- _REQUIRED ACTION_
Across the entries below, determine how many lines include the word "title". State only the resulting number.

Collected data:
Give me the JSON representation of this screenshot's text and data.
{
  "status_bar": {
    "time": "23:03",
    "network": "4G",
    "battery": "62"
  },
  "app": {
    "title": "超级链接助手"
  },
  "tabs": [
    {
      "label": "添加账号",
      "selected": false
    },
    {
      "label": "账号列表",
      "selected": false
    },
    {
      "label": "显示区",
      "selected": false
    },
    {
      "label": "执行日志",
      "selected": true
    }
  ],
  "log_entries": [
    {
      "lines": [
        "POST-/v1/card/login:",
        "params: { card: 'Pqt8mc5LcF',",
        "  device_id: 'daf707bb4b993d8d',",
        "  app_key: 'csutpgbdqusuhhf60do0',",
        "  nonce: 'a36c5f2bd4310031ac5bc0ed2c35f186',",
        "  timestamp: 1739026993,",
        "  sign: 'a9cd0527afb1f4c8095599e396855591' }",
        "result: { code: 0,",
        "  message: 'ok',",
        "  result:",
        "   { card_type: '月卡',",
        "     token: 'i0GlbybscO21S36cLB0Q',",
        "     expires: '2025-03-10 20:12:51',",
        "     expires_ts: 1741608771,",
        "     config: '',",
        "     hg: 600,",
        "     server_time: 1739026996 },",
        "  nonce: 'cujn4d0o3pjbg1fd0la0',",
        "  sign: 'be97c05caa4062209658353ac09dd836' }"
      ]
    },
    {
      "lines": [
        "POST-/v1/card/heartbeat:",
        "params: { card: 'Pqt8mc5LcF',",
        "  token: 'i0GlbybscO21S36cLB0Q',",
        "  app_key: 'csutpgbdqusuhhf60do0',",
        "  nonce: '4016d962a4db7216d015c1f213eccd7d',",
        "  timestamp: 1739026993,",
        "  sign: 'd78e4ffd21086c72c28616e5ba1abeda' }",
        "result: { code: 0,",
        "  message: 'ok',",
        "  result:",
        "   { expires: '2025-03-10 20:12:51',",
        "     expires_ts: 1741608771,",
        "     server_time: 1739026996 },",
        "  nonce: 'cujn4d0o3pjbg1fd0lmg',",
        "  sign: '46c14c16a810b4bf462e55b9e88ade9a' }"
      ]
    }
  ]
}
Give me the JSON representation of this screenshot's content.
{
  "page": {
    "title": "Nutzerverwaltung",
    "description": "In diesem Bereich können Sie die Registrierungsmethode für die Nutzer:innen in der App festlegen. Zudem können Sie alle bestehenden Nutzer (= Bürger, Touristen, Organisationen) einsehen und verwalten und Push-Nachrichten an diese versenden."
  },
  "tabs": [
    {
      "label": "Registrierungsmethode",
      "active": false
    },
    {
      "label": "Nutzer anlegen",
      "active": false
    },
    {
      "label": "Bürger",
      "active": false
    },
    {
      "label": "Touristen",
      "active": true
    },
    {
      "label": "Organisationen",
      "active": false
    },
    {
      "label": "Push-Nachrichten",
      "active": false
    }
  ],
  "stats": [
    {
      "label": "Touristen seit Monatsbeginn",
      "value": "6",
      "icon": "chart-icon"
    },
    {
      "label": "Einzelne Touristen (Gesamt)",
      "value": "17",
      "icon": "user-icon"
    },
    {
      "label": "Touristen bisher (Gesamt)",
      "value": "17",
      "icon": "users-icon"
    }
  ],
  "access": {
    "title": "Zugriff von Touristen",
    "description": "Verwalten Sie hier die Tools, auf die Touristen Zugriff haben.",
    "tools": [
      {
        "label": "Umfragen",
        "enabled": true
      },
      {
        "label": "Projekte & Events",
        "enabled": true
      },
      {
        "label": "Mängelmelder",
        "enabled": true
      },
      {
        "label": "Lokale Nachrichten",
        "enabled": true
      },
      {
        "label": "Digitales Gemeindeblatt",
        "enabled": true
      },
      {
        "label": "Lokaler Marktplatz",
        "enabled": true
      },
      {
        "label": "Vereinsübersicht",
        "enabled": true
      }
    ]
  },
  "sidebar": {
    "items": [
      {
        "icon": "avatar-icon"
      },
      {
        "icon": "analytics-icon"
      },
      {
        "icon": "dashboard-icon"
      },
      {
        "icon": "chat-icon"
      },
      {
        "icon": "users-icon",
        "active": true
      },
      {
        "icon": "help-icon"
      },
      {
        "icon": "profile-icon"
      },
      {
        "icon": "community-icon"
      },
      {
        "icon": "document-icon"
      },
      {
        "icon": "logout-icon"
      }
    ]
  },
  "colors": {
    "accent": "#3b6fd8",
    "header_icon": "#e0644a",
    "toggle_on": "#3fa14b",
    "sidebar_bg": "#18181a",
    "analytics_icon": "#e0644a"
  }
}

- _TASK ANSWER_
3